“F— them white boys, f— them white boys” and “they are racist. They are being racist. F— them white boys. Let’s f— them up.”
School administrators blamed the American boys wearing American flag t-shirts and told them to go home and change their shirts or turn them inside out. The parents of the boys filed a lawsuit against the school, claiming the school had violated the constitutional rights of freedom of speech by banning the American flag t-shirt and allowing the wearing of Mexican flag shirts by students at the same school.
This ended up before Judge James Ware of the San Francisco Division of the Northern District of California District Court. Ware has a history of making rulings based upon his liberal agenda instead of the rule of law and he did so in this case and ruled in favor of the school. The parents appealed his ruling all the way to the steps of the US Supreme Court.
In 2015, the US Supreme Court refused to hear the appeal, thus allowing the original court ruling to stand. In essence, the courts have declared that it’s perfectly legal for Mexicans to assault and racially threaten Americans without any consequences. It also allows schools to unfairly ban the American flag while allowing the flying and displaying of a foreign flag on US soil to take place.
More recently, Daniel Nunnally Jr., a student at Dinwiddie High School in Dinwiddie, Virginia was pulled out of class and ordered by the school’s assistant principal to removed his American flag and Gadsden flag from his pickup truck. According to the student:
“I was I the middle of my second period weight training class and my assistant principal came in and pulled me out of class and told me that I had to go outside to take both flags off my truck so there was no controversy or anything.”
“I kind of started getting angry because what’s the problem with the American flag? I asked (the assistant principal), ‘is it the don’t tread on me (flag) that you have a problem with? Because I can go take that one down real quick, but she told me both of them.”
For those of you not familiar with the Gadsden flag, it’s a yellow flag with coiled up snake and the words ‘DON’T TREAD ON ME’. The snake became a rallying symbol for the 13 colonies when Benjamin Franklin portrayed an image of a snake in 13 sections, one for each colony. The symbol grew in popularity during the Revolutionary War.
In 1776, Charles Gadsden presented his flag to the Congress of South Carolina.
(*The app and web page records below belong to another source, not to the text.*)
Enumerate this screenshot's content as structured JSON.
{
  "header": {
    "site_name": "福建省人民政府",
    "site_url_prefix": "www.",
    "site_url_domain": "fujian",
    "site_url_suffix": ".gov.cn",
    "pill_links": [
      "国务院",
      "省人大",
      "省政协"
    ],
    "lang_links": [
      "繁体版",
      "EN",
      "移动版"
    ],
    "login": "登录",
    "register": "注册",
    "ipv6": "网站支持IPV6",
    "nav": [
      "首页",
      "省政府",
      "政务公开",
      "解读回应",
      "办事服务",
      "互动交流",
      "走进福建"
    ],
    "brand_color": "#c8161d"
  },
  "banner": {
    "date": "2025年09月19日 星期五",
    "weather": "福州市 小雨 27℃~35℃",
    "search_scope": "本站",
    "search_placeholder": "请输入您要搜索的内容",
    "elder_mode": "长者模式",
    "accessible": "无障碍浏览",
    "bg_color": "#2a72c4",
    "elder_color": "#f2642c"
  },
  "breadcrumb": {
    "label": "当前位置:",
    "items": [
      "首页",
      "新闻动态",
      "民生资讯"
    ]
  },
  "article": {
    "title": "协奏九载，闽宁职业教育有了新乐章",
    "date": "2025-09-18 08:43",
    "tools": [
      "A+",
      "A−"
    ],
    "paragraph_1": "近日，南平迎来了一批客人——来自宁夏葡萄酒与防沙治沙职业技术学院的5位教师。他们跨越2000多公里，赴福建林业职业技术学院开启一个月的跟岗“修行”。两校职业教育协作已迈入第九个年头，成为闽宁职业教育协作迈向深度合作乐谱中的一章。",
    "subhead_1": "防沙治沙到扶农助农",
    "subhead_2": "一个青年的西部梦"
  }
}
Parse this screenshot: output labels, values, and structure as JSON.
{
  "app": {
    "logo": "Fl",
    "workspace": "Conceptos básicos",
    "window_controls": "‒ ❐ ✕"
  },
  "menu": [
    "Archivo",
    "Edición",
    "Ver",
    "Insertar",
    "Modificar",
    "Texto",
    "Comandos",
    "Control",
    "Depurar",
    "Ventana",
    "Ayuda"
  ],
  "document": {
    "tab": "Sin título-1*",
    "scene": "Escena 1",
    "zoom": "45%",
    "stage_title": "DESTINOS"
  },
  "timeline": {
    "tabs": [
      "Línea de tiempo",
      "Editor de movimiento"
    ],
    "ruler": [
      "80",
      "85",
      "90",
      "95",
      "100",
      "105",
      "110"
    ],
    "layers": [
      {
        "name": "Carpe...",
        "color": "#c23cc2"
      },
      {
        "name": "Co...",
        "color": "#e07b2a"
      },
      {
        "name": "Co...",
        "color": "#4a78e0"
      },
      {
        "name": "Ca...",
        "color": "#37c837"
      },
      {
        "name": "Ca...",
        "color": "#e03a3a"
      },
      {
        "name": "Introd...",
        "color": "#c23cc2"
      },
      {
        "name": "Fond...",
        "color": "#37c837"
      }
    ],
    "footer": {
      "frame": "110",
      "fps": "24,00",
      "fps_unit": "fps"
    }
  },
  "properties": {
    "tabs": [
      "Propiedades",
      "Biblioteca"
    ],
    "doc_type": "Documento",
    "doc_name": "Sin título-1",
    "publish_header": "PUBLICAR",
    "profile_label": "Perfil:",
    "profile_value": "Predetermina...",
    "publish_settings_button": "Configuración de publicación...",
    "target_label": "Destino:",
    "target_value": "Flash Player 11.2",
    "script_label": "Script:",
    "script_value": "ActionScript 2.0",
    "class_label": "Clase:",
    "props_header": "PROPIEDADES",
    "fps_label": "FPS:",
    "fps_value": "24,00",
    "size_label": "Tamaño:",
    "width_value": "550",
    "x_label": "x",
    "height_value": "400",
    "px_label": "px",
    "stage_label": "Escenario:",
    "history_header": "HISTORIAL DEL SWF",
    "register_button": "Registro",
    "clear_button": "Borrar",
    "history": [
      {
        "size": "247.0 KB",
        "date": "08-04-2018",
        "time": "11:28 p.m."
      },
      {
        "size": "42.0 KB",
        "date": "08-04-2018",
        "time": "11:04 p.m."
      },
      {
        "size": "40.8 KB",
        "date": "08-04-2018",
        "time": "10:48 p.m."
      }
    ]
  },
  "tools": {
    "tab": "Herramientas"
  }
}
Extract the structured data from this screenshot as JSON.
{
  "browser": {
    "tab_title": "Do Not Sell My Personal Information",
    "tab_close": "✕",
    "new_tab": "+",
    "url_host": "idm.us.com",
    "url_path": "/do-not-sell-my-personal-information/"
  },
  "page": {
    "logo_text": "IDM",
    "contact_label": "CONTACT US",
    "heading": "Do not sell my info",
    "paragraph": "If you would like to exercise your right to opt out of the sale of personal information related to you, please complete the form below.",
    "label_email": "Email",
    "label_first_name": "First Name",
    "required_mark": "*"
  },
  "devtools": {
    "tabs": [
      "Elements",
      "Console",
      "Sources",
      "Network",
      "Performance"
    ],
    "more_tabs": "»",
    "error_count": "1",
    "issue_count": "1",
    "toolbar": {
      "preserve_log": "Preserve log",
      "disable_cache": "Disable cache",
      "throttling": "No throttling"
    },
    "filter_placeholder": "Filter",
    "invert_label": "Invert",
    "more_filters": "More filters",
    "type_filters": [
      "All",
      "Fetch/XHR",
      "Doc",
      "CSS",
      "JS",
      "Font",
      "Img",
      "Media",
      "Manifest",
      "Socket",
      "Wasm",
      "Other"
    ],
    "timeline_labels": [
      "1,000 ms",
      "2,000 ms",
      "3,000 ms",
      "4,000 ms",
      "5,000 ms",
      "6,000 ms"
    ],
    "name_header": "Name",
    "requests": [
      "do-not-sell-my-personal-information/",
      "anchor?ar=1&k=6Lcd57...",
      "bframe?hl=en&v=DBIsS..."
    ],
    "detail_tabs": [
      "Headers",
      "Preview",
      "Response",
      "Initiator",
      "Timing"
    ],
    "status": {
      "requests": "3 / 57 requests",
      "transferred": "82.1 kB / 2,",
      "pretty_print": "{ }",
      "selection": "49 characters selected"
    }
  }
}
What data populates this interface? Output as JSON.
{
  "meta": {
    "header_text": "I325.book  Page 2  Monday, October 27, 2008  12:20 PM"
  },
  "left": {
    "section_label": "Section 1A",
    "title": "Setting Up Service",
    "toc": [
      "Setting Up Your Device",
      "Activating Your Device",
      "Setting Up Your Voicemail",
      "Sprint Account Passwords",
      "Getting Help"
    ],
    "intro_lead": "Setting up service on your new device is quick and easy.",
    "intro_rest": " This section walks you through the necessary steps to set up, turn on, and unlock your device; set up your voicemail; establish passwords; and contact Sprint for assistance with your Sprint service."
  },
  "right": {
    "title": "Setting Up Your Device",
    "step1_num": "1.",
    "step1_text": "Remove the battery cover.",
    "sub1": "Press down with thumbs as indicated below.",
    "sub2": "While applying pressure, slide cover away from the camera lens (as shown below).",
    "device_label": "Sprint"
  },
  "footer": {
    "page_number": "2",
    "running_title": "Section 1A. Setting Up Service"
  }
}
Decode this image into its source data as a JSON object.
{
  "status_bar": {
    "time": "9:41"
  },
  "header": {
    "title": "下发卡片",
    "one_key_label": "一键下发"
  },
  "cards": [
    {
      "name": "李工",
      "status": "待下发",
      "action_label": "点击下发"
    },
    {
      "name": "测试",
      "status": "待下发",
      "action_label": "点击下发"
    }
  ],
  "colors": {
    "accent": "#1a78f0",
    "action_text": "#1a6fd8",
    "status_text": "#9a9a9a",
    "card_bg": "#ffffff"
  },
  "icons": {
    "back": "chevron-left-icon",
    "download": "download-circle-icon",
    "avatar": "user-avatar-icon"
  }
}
Since that time, there have been a number of versions of the Gadsden flag, but the one Nunnally was displaying on his truck was very similar to the original which dates back to the Revolutionary War and has little to do with the South or Civil War.
When the media heard what happened they contacted the school and were told that Nunnally and other students were told to remove the flags because they thought they might interfere with vision through the rearview mirror while driving.
Nunnally Sr. contacted the school and told them that if the flags were a traffic issue that it should be up to the local police and not the school to take action. It didn’t take long for students, parents and others in the community to contact the school in support of the students’ right to display their flags, especially the American flag. The school then reversed the flag ban.
It should not have been an issue to begin with unless the assistant principal has a personal agenda against the American flag and America in general. If that is the case then that assistant principal needs to find a country and flag he or she would support and move there!